◆ Problem to solve: Filter out all lines without the word "Gästemappe" from the data below, please, and copy the rest.

Data records for software interfaces:
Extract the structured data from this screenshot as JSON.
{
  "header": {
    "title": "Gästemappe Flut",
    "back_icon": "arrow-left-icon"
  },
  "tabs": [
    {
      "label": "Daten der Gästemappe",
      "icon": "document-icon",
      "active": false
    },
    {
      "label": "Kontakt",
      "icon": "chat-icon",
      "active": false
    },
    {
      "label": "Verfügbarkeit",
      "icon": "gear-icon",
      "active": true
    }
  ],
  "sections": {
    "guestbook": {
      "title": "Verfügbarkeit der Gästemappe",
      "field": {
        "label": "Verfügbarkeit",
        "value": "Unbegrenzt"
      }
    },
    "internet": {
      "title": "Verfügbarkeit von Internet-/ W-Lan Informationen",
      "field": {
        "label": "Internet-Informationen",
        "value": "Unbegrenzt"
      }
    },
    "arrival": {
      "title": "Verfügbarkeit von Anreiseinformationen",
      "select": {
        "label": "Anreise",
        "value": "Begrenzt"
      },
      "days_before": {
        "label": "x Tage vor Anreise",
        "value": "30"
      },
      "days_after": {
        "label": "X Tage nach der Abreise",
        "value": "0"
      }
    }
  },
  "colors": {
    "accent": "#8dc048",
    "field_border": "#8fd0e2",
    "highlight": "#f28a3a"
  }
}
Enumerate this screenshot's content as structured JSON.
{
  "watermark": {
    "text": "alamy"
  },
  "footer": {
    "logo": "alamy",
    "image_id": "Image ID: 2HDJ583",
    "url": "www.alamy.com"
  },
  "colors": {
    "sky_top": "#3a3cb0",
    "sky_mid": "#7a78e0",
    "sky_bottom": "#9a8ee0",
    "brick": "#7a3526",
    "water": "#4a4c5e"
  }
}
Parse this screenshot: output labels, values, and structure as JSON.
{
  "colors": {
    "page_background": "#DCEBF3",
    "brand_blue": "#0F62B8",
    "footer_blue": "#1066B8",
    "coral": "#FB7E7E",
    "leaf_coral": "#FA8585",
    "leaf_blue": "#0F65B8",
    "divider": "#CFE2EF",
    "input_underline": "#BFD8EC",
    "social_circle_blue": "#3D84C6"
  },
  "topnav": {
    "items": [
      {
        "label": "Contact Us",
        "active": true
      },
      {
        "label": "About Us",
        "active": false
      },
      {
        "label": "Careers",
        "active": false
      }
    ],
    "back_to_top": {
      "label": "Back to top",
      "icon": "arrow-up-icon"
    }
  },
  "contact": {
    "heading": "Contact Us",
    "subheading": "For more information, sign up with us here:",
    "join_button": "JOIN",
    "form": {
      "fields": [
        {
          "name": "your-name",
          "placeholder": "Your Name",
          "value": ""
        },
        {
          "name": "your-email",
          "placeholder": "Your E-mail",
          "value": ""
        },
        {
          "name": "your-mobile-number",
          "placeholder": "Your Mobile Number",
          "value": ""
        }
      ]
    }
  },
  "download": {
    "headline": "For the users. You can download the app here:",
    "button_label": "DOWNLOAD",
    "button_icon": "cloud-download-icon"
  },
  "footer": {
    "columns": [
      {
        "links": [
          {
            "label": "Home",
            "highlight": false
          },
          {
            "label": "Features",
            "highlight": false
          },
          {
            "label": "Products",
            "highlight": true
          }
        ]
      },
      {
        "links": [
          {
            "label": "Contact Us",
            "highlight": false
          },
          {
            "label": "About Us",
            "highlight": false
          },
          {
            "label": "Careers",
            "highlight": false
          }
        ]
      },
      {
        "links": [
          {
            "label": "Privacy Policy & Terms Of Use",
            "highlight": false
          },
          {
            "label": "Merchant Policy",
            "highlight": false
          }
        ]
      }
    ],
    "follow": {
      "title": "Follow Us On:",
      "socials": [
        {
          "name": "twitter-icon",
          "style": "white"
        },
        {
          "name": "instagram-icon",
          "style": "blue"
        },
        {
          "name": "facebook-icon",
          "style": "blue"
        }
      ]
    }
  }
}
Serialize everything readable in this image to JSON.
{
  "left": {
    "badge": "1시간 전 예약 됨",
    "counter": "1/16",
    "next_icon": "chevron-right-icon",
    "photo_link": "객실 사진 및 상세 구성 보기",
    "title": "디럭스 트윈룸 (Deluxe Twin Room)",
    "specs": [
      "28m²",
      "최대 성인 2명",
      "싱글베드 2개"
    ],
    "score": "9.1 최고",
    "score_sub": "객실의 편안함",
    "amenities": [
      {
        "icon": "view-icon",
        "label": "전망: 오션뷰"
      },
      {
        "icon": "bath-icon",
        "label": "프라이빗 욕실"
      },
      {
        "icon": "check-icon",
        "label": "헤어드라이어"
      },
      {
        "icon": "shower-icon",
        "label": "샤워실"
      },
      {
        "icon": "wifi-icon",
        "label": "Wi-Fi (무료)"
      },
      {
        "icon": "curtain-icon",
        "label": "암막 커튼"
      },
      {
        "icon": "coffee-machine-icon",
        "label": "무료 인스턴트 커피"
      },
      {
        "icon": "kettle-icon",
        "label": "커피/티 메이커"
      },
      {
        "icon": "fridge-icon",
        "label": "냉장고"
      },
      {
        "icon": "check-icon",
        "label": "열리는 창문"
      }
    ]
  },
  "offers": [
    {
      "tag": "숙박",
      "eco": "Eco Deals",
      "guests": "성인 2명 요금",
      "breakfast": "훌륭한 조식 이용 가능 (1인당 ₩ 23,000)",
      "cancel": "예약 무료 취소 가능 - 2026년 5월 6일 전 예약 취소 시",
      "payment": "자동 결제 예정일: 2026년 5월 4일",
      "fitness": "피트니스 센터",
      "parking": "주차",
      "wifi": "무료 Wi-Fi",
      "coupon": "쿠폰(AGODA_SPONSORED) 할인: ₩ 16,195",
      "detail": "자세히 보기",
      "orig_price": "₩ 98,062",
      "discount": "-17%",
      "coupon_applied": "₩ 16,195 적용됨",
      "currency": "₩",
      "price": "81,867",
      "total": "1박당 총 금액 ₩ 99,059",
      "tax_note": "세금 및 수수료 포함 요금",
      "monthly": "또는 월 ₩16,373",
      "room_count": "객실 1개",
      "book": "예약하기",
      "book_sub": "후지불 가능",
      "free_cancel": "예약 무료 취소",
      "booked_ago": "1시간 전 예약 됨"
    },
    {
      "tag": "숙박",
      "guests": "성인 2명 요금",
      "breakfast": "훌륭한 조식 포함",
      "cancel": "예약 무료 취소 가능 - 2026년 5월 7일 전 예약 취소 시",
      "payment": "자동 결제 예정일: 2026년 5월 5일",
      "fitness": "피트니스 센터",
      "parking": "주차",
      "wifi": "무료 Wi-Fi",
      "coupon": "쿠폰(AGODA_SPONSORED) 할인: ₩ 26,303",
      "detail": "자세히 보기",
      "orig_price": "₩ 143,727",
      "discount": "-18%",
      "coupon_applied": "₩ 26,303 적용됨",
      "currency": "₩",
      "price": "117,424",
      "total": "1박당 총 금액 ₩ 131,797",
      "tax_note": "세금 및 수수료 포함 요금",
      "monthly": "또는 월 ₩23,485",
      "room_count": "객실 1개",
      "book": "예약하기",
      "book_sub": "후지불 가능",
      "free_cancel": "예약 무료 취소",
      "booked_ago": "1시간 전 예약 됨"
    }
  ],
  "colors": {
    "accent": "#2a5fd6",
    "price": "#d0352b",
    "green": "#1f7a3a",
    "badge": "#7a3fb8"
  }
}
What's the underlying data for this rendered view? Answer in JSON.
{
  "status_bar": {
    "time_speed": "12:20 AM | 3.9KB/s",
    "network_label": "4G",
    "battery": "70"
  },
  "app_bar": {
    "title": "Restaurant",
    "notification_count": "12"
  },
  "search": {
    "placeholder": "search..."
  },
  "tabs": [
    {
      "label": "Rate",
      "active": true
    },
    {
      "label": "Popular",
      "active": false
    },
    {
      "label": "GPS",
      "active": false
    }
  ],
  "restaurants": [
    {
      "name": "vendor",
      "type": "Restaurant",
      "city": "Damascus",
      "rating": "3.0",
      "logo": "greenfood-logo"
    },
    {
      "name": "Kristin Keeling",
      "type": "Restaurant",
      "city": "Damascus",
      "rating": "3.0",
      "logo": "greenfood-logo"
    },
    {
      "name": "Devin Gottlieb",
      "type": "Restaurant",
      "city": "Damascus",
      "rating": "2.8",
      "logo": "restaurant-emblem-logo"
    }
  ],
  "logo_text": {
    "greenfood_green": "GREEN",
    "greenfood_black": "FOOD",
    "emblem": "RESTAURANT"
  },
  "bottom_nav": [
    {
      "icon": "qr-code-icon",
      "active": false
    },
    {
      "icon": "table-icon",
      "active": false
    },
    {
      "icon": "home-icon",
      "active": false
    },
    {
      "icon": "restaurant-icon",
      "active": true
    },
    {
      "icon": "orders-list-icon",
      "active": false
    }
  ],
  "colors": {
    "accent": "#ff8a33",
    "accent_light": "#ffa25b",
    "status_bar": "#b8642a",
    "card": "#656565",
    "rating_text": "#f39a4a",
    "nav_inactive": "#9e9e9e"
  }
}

◆ Expected output:
    "title": "Gästemappe Flut",
      "label": "Daten der Gästemappe",
      "title": "Verfügbarkeit der Gästemappe",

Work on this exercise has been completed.